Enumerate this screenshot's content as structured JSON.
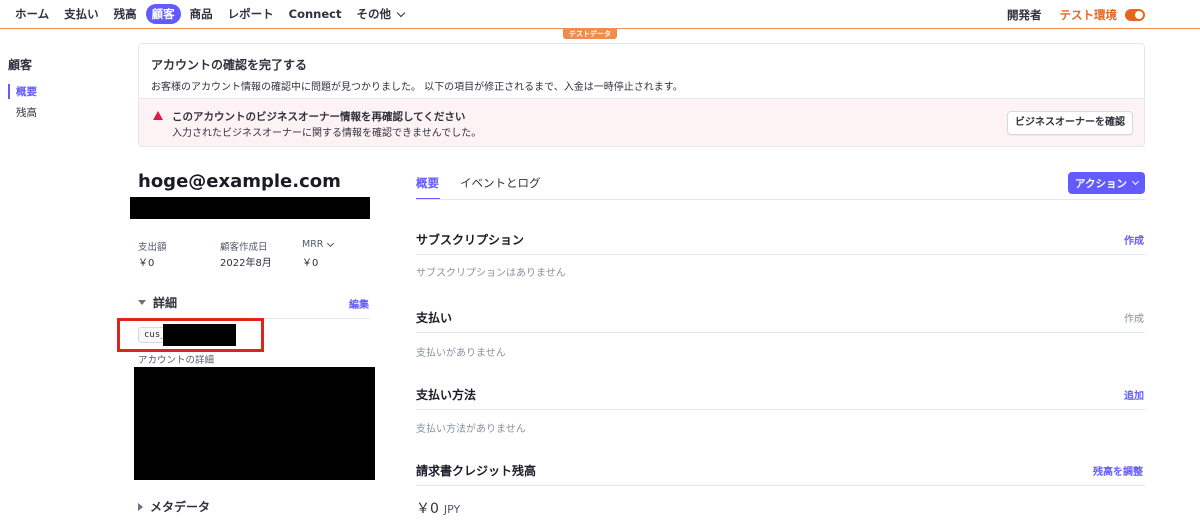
{
  "nav": {
    "items": [
      {
        "label": "ホーム",
        "active": false
      },
      {
        "label": "支払い",
        "active": false
      },
      {
        "label": "残高",
        "active": false
      },
      {
        "label": "顧客",
        "active": true
      },
      {
        "label": "商品",
        "active": false
      },
      {
        "label": "レポート",
        "active": false
      },
      {
        "label": "Connect",
        "active": false
      }
    ],
    "more_label": "その他",
    "developers": "開発者",
    "test_mode": "テスト環境",
    "test_badge": "テストデータ"
  },
  "sidebar": {
    "title": "顧客",
    "items": [
      {
        "label": "概要",
        "active": true
      },
      {
        "label": "残高",
        "active": false
      }
    ]
  },
  "banner": {
    "title": "アカウントの確認を完了する",
    "description": "お客様のアカウント情報の確認中に問題が見つかりました。 以下の項目が修正されるまで、入金は一時停止されます。",
    "alert_title": "このアカウントのビジネスオーナー情報を再確認してください",
    "alert_description": "入力されたビジネスオーナーに関する情報を確認できませんでした。",
    "alert_button": "ビジネスオーナーを確認"
  },
  "customer": {
    "email": "hoge@example.com",
    "stats": [
      {
        "label": "支出額",
        "value": "￥0"
      },
      {
        "label": "顧客作成日",
        "value": "2022年8月"
      },
      {
        "label": "MRR",
        "value": "￥0"
      }
    ],
    "details_title": "詳細",
    "edit_label": "編集",
    "customer_id_prefix": "cus_",
    "account_details_label": "アカウントの詳細",
    "metadata_title": "メタデータ"
  },
  "tabs": [
    {
      "label": "概要",
      "active": true
    },
    {
      "label": "イベントとログ",
      "active": false
    }
  ],
  "action_button": "アクション",
  "sections": {
    "subscriptions": {
      "title": "サブスクリプション",
      "action": "作成",
      "empty": "サブスクリプションはありません"
    },
    "payments": {
      "title": "支払い",
      "action": "作成",
      "empty": "支払いがありません"
    },
    "payment_methods": {
      "title": "支払い方法",
      "action": "追加",
      "empty": "支払い方法がありません"
    },
    "credit_balance": {
      "title": "請求書クレジット残高",
      "action": "残高を調整",
      "amount": "￥0",
      "currency": "JPY"
    }
  },
  "colors": {
    "accent": "#635bff",
    "test_mode": "#e5671f",
    "alert": "#df1b41",
    "annotation_box": "#e0241a"
  }
}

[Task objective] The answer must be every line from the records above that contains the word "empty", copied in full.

[Solution]
      "empty": "サブスクリプションはありません"
      "empty": "支払いがありません"
      "empty": "支払い方法がありません"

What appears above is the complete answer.